What are we talking about when we approach cost?
Rajiv and Terry agreed that costs aren’t necessarily “people.” The biggest cost is lost revenue associated with low CSAT, which is difficult and nearly impossible to measure sometimes. Reducing costs does not mean cutting tech, training, or people. It means working to improve what is already in place in order to strategically make the right decisions for your support org.
Support leaders are being tasked with the impossible of having to drive down costs while increasing customer satisfaction, and if you’re going to do that you need to be willing to boost what you can.
Before you figure out how to reduce costs you need to know where those costs are coming from, what are you already spending money on in your organization?
Terry mentions that a lot of costs should be driven toward products. Customers will primarily ask questions regarding a product, something support teams don’t have a say in. It would be ideal if support had some say in product since they have the most insight into what customers are seeking.
Rajiv talked about how AI can actually help the most in reducing costs. AI can help automate redundancies and repetitive work that agents deal with daily. If you remove the easy tasks it frees up time for agents to dedicate to more complicated support queries. AI can also assist agents in answering tickets faster by suggesting responses based on past queries and help speed up response times.
Terry continues the discussion by highlighting two important areas that can help reduce costs: revisiting your staffing model and reducing agent turnover.
It’s important to strategically forecast staffing. If you’re not using KPIs to determine when and where agents are needed the most then your support team will struggle to have enough agents on board during support influxes.
Reducing agent turnover takes a lot. This webinar was spent talking about reducing costs while improving CSAT but how do you do that when agents won’t stick around. Losing agents is the biggest cost factor in support. It takes countless hours of training and onboarding to get reps up to speed on the ins and outs of your organization. When you train reps and have them depart your org within a few months, you lose everything you’ve spent training them and you lose their added tribal knowledge. One solution could be hiring a BPO who becomes a partner to your organization and enables better customer service.
Supporting the Future of Customer Support
As this discussion on the impossible task of reducing costs while increasing customer satisfaction came to a close, Terry offered up a tool to help support teams business case cost reduction in a support team.
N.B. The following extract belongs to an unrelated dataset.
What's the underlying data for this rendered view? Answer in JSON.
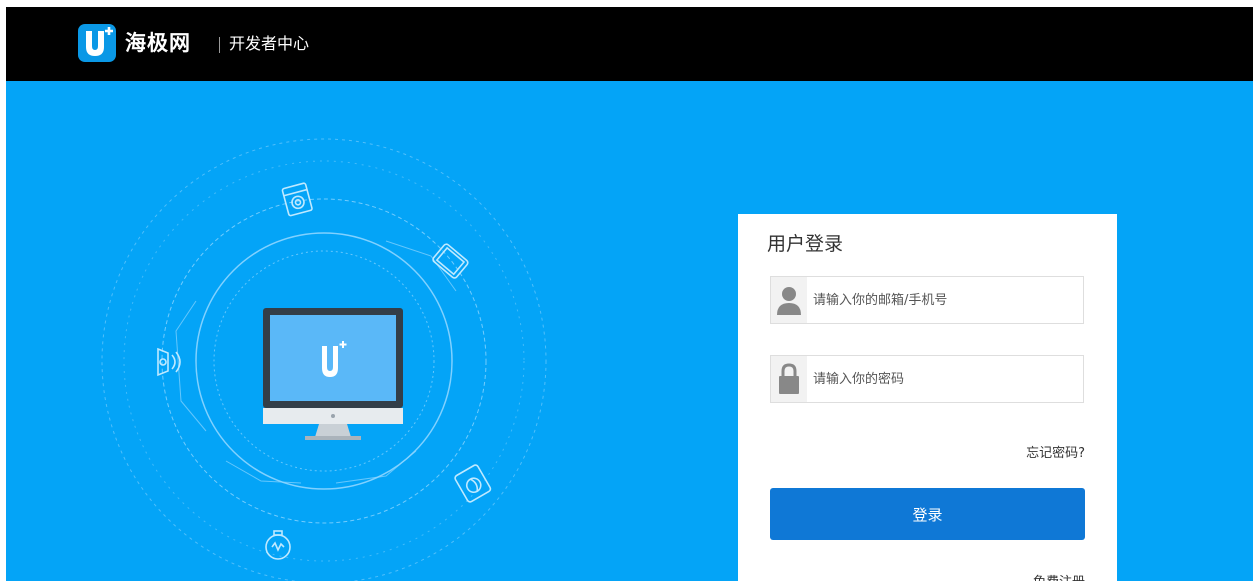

You can find that template here.
As support teams grow and try to find ways to have impact on their success metrics, it’s important to keep in mind the value support leaders find in their agents.
If you support your support representatives to do the best job they can do with the best tools available to them, then your
customers will continue to come back and will be satisfied with the service they’re given.
Be sure to watch this webinar in its entirety if you’re interested in learning everything you can about increasing customer success metrics while reducing costs and strategically focusing on CX.